Mixing documentary with a smattering of docu-drama, producer-director Andrea Kalin’s “Partners of the Heart” is the powerful story of a young black man, Vivien Thomas, who, despite the Depression and the pervasive racism in the Jim Crow South, was still able to realize his dreams. Thomas, who started as an assistant to young white heart surgeon Alfred Blalock with the job classification of janitor, rose to become a vital partner in a team which pioneered historic medical breakthroughs in open heart surgery, and trained some of the world’s top surgeons. Due to racism, Thomas was not recognized for his achievements and suffered many indignities, including having to serve as bartender and waiter at functions for his white peers and the students he was training. Narrated by the venerable Morgan Freeman, docu will air on PBS’ American Experience in 2003.
With his life savings wiped out by the Depression, Thomas’ dreams of attending college and becoming a doctor were dashed. He took a job as a lab assistant at Vanderbilt U. medical school working for Blalock. Blalock quickly discovered the talents of the 19-year-old Thomas, who had no formal medical training and only a high school education. Before long, Thomas became a trusted research aid to Blalock, despite being classified as a janitor to get around racial restrictions in the Jim Crow South.

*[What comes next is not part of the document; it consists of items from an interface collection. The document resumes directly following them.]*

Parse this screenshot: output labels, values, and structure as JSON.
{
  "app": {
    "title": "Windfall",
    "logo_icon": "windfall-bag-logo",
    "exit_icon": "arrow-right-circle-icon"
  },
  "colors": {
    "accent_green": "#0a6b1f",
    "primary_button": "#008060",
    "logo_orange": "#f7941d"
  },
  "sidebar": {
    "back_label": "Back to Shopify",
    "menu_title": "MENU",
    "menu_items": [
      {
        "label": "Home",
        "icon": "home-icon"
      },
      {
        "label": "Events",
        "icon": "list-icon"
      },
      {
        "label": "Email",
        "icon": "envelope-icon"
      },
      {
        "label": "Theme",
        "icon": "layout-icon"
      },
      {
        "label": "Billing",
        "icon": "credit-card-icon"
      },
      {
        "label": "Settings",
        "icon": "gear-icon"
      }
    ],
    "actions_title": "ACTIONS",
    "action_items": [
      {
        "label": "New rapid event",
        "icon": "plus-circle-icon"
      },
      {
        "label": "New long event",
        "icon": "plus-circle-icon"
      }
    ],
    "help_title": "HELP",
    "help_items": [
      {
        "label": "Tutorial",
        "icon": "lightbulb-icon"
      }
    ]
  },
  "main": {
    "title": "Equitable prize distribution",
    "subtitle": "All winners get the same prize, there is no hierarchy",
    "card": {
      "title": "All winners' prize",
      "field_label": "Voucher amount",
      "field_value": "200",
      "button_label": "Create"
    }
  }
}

When Blalock was offered a position as chief of surgery at Johns Hopkins U., he took Thomas with him, and together they did pioneering work in the field of heart surgery, and trained some of the world’s top surgeons. It wasn’t until 1976, when Thomas was 66 years old and the bastions of segregation were being torn down, that the trail-blazer finally was recognized, receiving an honorary doctorate and official appointment to the faculty of Johns Hopkins.
Staged sequences by director Bill Duke, beautifully shot by John Rhode and narrated by Freeman, help illustrate the action, with many of the principles no longer alive.